A post to a technical forum discovered that the non-prime parameter was introduced more than a year ago. A note in the commit indicates that Socat was not working in FIPS mode because it requires a 1024 Diffie-Hellman prime, and added that a developer named Zhiang Wang provided a patch with the new prime. The poster revealed that Wang works at Oracle and contributes to Socat.
A request for comment to Socat was not returned in time for publication; The big question is whether the non-prime prime was introduced intentionally or in error.
“I cannot for sure rule out the possibility of a backdoor,” said Gerhard Rieger, a Socat maintainer. “But personally I do not believe that the contributor has a backdoor because he uses an email address at a well known and reputated company, and if someone wants to install such a backdoor he would not use a parameter that can easily be proven as non prime.”
While it’s unknown how Wang chose the prime, other commenters on the post said that checks in OpenSSL and other tools used to generate primes cannot be sure if the numbers are prime. Rieger told Threatpost: “I do not know if a quick way exists to check this definitely. No attempts were made at all.”
“I’m pretty sure that when you generate a prime you’re using the Miller–Rabin primality test in which case you only probabilistically choose a prime,” the post said. “In fact, the is_prime functions in openssl don’t check if a number is prime. They only check that a number is prime within 1-2^-80 probability.
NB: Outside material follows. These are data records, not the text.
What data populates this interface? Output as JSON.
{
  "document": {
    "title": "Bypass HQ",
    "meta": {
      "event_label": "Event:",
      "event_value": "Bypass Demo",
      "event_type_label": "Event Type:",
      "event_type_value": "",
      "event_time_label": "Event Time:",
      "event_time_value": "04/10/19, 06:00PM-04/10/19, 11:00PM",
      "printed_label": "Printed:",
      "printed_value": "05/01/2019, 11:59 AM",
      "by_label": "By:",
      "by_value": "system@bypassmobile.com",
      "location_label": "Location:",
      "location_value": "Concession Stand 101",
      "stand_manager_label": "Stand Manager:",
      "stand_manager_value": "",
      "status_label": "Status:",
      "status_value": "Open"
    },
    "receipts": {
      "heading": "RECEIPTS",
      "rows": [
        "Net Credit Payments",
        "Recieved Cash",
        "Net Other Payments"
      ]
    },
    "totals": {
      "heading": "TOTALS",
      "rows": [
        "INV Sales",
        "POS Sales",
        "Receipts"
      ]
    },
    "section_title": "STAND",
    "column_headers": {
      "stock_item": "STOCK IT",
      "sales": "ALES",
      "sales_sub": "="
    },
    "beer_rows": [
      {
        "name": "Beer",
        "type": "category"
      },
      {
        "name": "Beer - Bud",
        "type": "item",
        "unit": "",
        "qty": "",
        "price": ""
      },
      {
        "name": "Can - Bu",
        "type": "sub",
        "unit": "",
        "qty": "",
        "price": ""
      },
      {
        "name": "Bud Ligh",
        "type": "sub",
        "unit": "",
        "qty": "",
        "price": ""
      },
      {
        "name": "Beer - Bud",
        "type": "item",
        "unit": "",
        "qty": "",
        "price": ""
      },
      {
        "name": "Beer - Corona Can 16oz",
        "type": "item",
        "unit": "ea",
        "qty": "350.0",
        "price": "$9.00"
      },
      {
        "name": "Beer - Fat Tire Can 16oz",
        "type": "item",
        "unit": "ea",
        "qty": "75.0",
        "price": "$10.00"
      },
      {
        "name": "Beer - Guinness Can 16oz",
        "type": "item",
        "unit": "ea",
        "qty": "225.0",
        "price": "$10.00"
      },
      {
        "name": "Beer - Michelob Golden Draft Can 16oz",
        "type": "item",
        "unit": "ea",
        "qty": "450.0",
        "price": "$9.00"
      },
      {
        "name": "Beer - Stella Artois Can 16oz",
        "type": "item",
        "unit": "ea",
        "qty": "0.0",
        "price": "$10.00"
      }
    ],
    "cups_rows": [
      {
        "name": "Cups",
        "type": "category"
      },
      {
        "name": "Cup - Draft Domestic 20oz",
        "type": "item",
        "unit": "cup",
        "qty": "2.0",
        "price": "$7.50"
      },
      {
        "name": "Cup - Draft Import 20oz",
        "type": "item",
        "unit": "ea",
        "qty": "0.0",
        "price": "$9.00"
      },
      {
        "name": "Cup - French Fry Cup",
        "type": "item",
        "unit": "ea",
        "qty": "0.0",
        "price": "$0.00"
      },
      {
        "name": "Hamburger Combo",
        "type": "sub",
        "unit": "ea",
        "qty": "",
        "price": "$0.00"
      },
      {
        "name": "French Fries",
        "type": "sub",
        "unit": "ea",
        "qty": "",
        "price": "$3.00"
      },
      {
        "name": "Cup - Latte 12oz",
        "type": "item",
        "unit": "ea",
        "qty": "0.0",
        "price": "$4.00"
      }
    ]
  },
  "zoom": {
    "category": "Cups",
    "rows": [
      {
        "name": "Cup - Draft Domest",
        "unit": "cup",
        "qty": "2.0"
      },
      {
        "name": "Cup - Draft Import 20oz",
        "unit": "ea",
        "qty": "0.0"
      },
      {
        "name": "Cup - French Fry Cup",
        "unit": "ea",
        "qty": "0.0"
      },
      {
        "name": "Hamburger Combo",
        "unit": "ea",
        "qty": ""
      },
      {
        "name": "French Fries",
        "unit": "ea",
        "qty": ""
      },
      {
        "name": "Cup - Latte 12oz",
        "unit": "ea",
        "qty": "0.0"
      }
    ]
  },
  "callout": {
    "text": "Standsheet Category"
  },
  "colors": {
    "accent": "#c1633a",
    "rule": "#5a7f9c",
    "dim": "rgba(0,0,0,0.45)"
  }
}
I’m not sure what the implications are though.”
Regardless, since last January Socat has been vulnerable to attackers listening and stealing keys.
The news comes less than a week after OpenSSL patched two vulnerabilities, the more serious of which addressed a flaw introduced in OpenSSL 1.0.2 providing support for generating X9.42 style Diffie-Hellman parameters. Previously, these parameters were generated using only “safe” prime numbers, but OpenSSL said today in its advisory that primes used in X9.42 parameter files may not be safe.
Weak Diffie-Hellman crypto has also been suspected as the NSA’s top target in its efforts to break crypto implementations. A paper published last October by a laundry list of crypto and security experts said weaknesses in the publicly available prime numbers used as input to compute the encryption key in D-H exchanges could be the answer.
Government intelligence agencies such as the NSA or GCHQ have the resources needed to build custom hardware that would derive an output that would give an attacker enough information to take further steps to eventually break individual encrypted connections.
“It’s not arriving at the key, instead it’s telling you something about the mathematical structure about that particular choice of the prime number when used in Diffie-Hellman,” said J. Alex Halderman associated professor computer science and engineering at the University of Michigan and one of the authors of the paper. “The analogy is sort of cracking the prime. After you crack the prime, breaking individual Diffie-Hellman connections that use that prime is easy.”
The prime numbers are the most likely target, he said, because they’re usually not generated from scratch, instead are plucked from previous work or taken from recommendations in established standards. Halderman told Threatpost that an intelligence agency of the NSA’s caliber would need to spend hundreds of millions of dollars to build the custom hardware required for such a large computation.
This article was updated Feb. 3 with comments from Gerhard Rieger.